**Task statement:** Where "data" occurs in a line of the entries below, copy that line.

**Given information:**
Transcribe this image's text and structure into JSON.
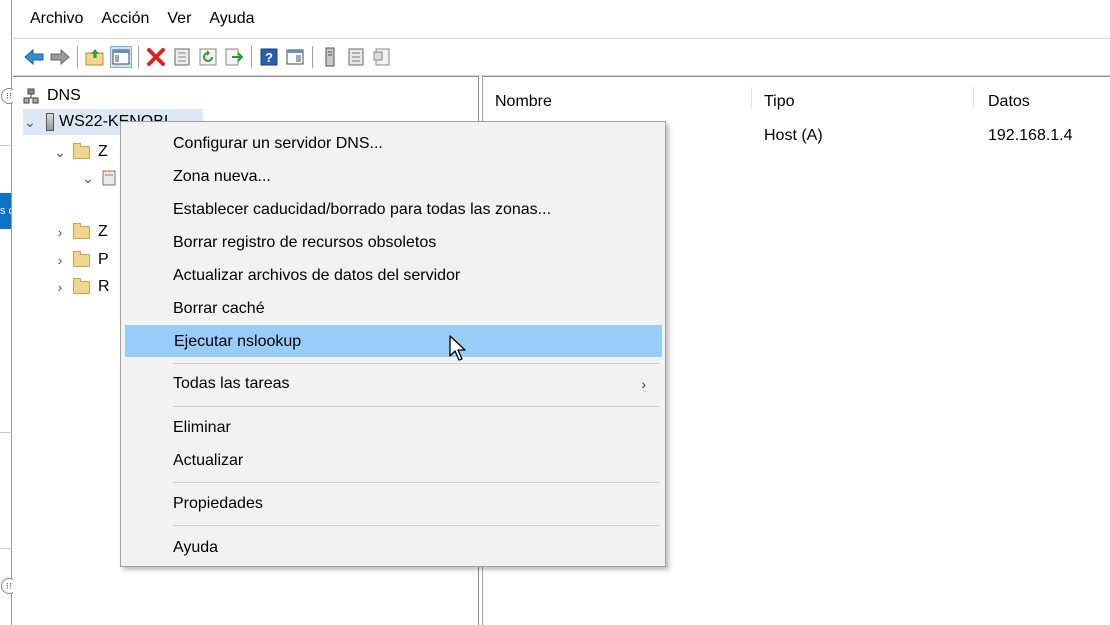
{
  "menubar": {
    "items": [
      "Archivo",
      "Acción",
      "Ver",
      "Ayuda"
    ]
  },
  "toolbar": {
    "buttons": [
      "back-arrow-icon",
      "forward-arrow-icon",
      "up-folder-icon",
      "show-hide-tree-icon",
      "delete-icon",
      "properties-icon",
      "refresh-icon",
      "export-list-icon",
      "help-icon",
      "console-icon",
      "server-icon",
      "zone-icon",
      "record-icon"
    ]
  },
  "tree": {
    "root": "DNS",
    "server": "WS22-KENOBI",
    "nodes": [
      "Z",
      "",
      "Z",
      "P",
      "R"
    ]
  },
  "list": {
    "headers": {
      "name": "Nombre",
      "type": "Tipo",
      "data": "Datos"
    },
    "rows": [
      {
        "name": "",
        "type": "Host (A)",
        "data": "192.168.1.4"
      }
    ]
  },
  "context_menu": {
    "items": [
      "Configurar un servidor DNS...",
      "Zona nueva...",
      "Establecer caducidad/borrado para todas las zonas...",
      "Borrar registro de recursos obsoletos",
      "Actualizar archivos de datos del servidor",
      "Borrar caché",
      "Ejecutar nslookup",
      "Todas las tareas",
      "Eliminar",
      "Actualizar",
      "Propiedades",
      "Ayuda"
    ],
    "highlighted": "Ejecutar nslookup",
    "submenu_arrow": "›"
  },
  "frame": {
    "blue_tab_text": "s c"
  },
  "colors": {
    "highlight": "#99ccf8",
    "menu_bg": "#f2f2f2",
    "accent_blue": "#0a73c9"
  }
}
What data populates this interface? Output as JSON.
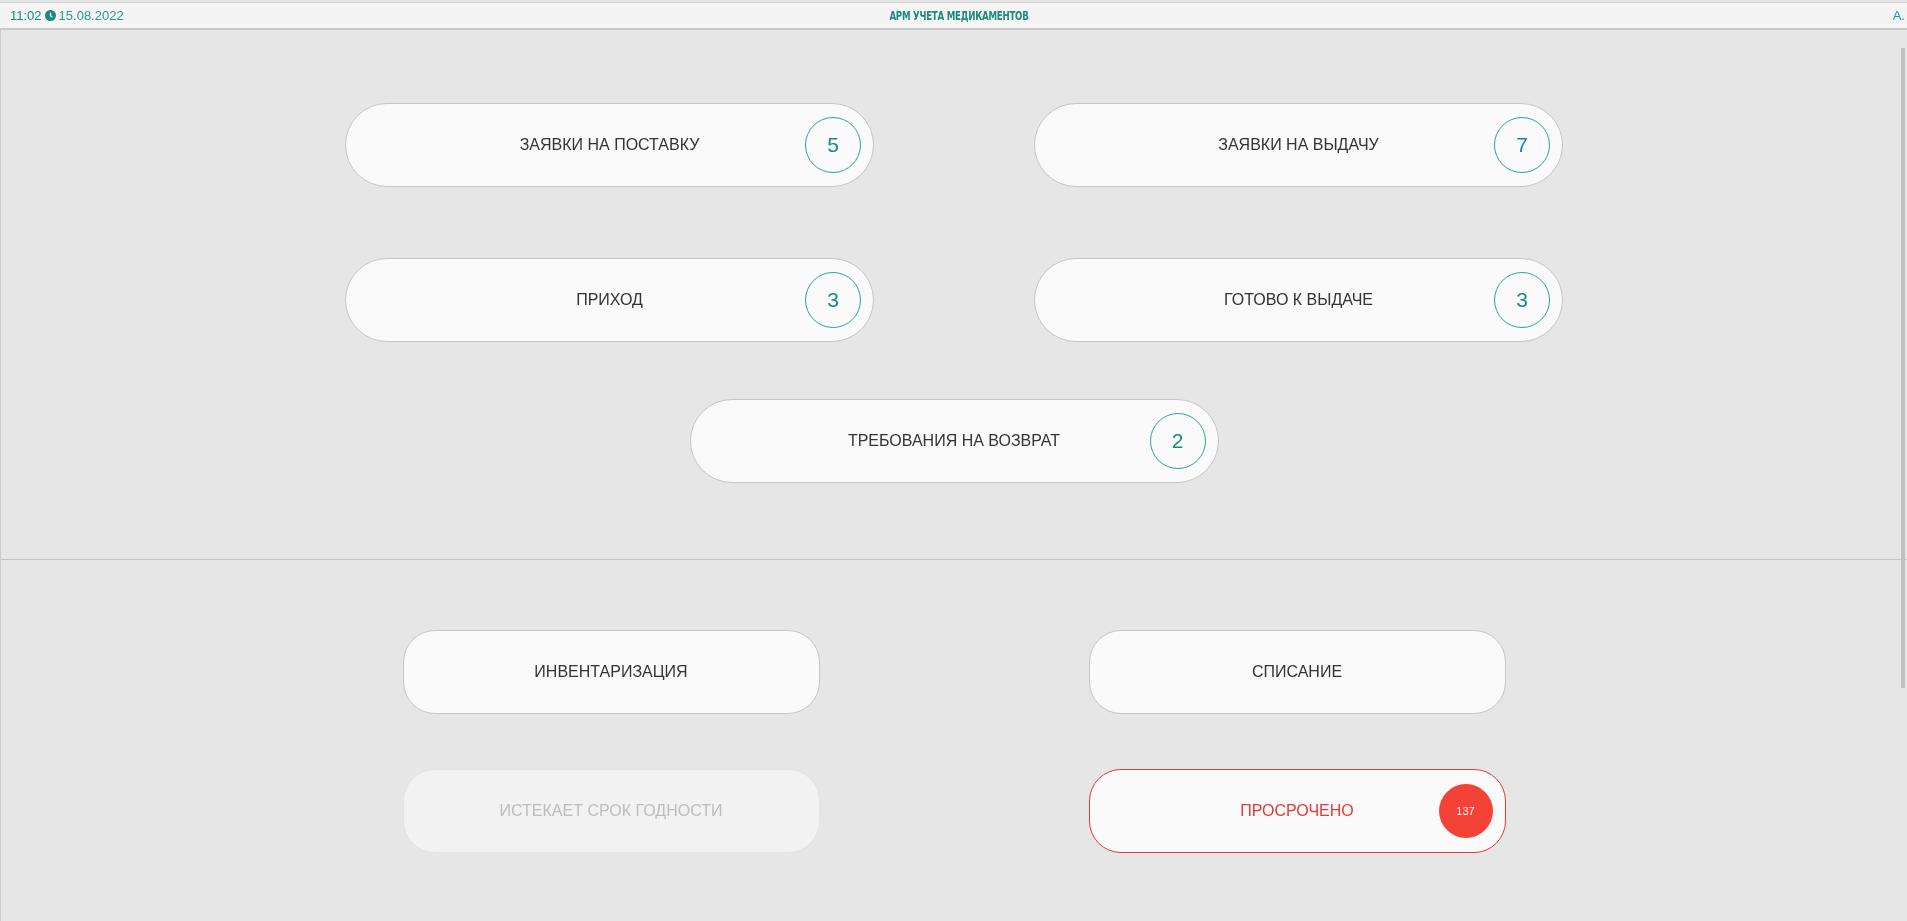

**Output for this task:**
      "data": "Datos"
        "data": "192.168.1.4"
What data populates this interface? Output as JSON.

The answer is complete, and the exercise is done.